* Problem description *
Gather, from the listing beneath this task, every line holding the string "values".
═══
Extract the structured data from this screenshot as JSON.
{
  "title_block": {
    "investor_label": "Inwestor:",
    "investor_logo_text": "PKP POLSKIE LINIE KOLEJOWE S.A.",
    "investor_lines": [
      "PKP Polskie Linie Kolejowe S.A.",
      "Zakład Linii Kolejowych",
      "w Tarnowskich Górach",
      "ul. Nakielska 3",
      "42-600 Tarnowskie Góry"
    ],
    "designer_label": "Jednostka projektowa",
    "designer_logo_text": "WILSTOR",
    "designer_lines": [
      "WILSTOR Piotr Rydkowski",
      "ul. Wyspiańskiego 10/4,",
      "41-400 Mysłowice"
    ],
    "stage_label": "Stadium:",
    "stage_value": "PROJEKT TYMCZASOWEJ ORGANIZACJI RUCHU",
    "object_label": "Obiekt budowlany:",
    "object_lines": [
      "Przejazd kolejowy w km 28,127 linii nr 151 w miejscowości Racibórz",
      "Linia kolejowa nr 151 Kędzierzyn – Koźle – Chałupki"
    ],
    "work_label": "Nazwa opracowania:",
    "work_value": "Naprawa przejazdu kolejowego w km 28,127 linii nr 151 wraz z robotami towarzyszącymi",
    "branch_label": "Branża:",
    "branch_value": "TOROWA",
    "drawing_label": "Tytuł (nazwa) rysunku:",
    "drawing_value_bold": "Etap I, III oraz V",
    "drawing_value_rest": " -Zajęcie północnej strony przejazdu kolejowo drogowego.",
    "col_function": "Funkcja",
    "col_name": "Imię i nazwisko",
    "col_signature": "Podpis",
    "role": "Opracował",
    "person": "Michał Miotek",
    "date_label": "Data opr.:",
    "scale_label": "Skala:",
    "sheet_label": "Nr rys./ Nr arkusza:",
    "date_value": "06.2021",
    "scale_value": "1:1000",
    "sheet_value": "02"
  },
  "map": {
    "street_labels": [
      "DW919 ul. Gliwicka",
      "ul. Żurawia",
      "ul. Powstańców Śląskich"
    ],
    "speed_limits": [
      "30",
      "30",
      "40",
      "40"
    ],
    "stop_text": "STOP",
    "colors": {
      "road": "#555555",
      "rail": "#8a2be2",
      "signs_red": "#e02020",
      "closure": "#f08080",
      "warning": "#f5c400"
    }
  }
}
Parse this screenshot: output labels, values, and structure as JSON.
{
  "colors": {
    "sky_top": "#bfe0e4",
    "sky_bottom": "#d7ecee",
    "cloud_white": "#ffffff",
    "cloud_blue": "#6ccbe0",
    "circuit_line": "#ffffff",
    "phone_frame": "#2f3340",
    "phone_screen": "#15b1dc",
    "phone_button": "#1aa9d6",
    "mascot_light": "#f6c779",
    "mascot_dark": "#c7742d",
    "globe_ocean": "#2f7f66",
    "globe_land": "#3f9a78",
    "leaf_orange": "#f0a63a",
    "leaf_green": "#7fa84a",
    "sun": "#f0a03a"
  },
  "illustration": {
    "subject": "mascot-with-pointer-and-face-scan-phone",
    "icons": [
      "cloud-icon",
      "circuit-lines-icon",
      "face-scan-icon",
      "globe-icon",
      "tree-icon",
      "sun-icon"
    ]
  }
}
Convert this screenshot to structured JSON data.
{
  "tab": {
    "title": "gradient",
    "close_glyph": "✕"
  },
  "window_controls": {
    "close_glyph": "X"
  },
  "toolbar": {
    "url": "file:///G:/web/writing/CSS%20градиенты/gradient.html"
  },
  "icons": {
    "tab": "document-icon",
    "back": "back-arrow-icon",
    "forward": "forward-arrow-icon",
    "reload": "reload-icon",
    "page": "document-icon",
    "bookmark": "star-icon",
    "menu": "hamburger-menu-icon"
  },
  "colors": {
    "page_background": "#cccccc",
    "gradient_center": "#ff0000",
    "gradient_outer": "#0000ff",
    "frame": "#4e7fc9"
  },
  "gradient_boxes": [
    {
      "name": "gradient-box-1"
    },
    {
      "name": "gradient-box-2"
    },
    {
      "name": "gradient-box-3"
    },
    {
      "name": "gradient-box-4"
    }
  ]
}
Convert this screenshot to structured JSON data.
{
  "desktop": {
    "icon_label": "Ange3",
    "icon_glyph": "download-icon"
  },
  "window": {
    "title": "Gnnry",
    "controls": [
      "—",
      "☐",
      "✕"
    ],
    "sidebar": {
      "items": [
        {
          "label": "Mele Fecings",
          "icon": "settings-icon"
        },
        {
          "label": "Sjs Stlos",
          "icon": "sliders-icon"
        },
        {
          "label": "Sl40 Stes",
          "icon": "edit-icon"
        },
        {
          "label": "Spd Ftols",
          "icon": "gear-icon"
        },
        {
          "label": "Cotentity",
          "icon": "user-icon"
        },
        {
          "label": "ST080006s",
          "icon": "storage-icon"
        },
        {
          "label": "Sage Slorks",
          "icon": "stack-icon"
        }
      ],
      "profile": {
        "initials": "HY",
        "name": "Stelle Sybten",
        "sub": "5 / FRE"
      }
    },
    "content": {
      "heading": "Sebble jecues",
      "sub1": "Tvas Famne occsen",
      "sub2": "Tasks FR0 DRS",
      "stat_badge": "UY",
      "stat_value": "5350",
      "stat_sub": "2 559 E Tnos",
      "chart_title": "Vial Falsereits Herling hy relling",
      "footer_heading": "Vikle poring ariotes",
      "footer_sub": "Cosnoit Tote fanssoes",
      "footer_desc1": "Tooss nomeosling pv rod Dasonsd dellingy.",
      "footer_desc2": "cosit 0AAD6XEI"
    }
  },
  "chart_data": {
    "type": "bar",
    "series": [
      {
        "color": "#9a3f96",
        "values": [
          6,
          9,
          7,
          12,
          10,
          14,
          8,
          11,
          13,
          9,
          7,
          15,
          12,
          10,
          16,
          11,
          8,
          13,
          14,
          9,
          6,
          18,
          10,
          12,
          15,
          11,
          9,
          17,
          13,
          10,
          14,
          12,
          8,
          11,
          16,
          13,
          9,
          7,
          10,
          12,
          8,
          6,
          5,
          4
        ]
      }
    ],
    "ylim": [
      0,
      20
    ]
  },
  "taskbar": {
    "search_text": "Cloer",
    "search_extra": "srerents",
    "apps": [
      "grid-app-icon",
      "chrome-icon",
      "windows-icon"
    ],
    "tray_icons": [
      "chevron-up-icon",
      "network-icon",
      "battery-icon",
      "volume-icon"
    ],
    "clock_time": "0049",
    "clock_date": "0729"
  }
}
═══
* Solution below *
Parse this screenshot: output labels, values, and structure as JSON.
        "values": [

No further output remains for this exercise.